our first priority is to the members that have come here because of the flame-free atmosphere we provide. there is a zero-tolerance policy here against personal attacks. we will not tolerate anyone insulting another individual's opinion nor name calling and will ban repeat offenders.
how to handle personal attacks or objectionable material is seen
if you are ever in a position where you feel you have been personally attacked, do not respond to that attack. please report the post using "report this post to a moderator" link found in right hand corner of each post. let us deal with the problem. if you respond to that attack, you may find yourself removed as well, and we don't want to see that happen.

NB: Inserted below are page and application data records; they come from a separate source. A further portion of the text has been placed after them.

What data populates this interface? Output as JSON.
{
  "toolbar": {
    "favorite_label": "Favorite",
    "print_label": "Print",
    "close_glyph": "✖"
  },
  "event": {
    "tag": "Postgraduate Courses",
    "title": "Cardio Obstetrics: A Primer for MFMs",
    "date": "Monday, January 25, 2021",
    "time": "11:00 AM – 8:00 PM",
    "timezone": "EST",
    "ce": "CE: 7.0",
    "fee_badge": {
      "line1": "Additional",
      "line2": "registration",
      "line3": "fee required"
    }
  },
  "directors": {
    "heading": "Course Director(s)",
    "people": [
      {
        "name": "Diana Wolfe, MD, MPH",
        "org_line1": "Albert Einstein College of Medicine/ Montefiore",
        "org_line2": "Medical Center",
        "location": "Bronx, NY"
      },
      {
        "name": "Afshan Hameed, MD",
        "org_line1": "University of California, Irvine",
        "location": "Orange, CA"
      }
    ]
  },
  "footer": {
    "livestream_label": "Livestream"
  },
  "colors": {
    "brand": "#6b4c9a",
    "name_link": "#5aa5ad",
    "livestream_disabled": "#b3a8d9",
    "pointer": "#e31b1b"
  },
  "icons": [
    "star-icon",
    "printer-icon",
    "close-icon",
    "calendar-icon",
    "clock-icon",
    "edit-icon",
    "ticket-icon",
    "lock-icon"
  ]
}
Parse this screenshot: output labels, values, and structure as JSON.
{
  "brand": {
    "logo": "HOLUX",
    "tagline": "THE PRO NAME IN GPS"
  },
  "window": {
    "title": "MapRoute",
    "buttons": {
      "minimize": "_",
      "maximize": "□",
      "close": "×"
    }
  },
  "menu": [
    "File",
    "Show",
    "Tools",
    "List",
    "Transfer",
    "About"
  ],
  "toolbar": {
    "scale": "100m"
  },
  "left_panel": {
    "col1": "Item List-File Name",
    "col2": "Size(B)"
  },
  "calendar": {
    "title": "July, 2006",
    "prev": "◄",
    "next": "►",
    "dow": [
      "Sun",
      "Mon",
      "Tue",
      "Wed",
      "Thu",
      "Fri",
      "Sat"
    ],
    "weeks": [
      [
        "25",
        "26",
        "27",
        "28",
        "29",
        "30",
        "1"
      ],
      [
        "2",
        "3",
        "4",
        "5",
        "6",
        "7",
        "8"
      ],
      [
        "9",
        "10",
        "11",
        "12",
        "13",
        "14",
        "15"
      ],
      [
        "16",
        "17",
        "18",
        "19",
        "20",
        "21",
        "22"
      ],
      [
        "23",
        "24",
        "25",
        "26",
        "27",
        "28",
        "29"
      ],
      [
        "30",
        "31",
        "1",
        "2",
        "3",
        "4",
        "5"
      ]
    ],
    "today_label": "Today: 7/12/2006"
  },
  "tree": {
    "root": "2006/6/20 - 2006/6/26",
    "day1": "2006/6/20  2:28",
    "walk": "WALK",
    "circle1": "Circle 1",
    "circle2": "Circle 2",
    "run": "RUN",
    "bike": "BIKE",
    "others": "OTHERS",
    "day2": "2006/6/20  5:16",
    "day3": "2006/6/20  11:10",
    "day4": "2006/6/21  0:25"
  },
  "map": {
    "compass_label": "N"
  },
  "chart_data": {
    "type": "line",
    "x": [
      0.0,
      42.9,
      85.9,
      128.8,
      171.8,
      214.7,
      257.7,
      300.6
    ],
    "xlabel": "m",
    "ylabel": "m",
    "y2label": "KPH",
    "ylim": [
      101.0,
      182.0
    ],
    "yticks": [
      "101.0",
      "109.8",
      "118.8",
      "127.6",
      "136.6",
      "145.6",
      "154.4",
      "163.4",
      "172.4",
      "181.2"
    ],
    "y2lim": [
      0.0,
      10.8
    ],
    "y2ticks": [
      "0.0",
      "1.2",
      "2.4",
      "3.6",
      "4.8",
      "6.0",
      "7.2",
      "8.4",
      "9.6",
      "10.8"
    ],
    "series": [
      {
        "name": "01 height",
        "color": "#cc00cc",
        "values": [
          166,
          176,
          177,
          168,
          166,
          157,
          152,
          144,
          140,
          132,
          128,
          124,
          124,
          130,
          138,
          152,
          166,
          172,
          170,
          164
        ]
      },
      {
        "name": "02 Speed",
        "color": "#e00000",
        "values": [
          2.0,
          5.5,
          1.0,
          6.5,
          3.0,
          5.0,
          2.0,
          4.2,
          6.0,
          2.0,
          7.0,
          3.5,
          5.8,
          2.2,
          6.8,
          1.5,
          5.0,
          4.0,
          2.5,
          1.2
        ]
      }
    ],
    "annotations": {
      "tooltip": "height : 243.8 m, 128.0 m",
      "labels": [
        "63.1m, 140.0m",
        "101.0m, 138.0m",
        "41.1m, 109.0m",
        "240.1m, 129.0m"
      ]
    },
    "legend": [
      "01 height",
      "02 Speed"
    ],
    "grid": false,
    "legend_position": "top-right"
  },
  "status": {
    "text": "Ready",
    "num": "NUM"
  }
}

considering the real-time nature of this bulletin board, it is impossible for us to review all messages or confirm the validity of information posted. please remember that we do not actively monitor the contents of posted messages and are not responsible for any messages posted. we do not vouch for or warrant the accuracy, completeness or usefulness of any message, and are not responsible for the contents of any message. the messages express the views of the author of the message, not necessarily the views of this bb or any entity associated with this bb. any user who feels that a posted message is objectionable is encouraged to contact us immediately using the report button or by email. we have the ability to remove objectionable messages and we will make every effort to do so, within a reasonable time frame, if we determine that removal is necessary. this is a manual process, however, so please realize that we may not be able to remove or edit particular messages immediately.
we are the largest nursing discussion forum on the internet. we are dealing with thousands of members (47,914+) and an average of 1100 posts per day. when you grow to a bulletin board of this size, it becomes more difficult to moderate it. presently, we have approximately 20 volunteer moderators who monitor this board periodically throughout the day. they are here to help -- please feel free to contact them with any problems you may have. on the other hand, they have been instructed to enforce our zero-tolerance policy. our biggest concern here is the quality of membership not the quantity. we have no problem removing any individual who disrupts this bulletin board.
Jul 19, '04Occupation: Operating Room Nurse Specialty: 5 yrs OR, ASU Pre-Op 2 yr. ER ; From: US ; Joined: Jun '03; Posts: 17,036; Likes: 1,006Washing hands all that time isn't going to keep fake nails any cleaner.
fake nails+ microscopic 'lifting'=perfect place for water and bacteria to pool and grow.
Just because you don't see the acrylic lifting off of the nail does not mean that is hasn't!
Jul 19, '04Joined: Apr '00; Posts: 24,611; Likes: 35,448furthermore, i wash my hands around 20x/day....after every contact i have with pts., equipment...
so those of you with overlays; do you scrub those 'nails' meticulously every single time, as it sounds time-consuming. often i use the hand cleaners, which wouldn't clean those nails.
Jul 19, '04Joined: Mar '04; Posts: 5,926; Likes: 15When I had the infection or whatever it was that I referred to in an earlier post (that we cannot find any reason for other than the acrylic nails) do you think I didn't wash constantly trying to get rid of the itching?
Jul 19, '04Occupation: telemetry nurse Joined: Jul '03; Posts: 110; Likes: 2[/img][/size][size=7][img] i also wore acrylics for years, wanted pretty nails, mine have always been weak and easily broken. but, when i got a fungal infection under one nail, and the nail tech wanted to put on a new fake nail and cover it with acrylic, i was grossed out. this was before nursing school. i took off all the "fakeness", started putting cream on my nails daily, and buffing them while i watch tv at night, and i have felt so liberated from the cost and fakeness of it all. i am so proud of my clean nails, i would never resort to being fake again.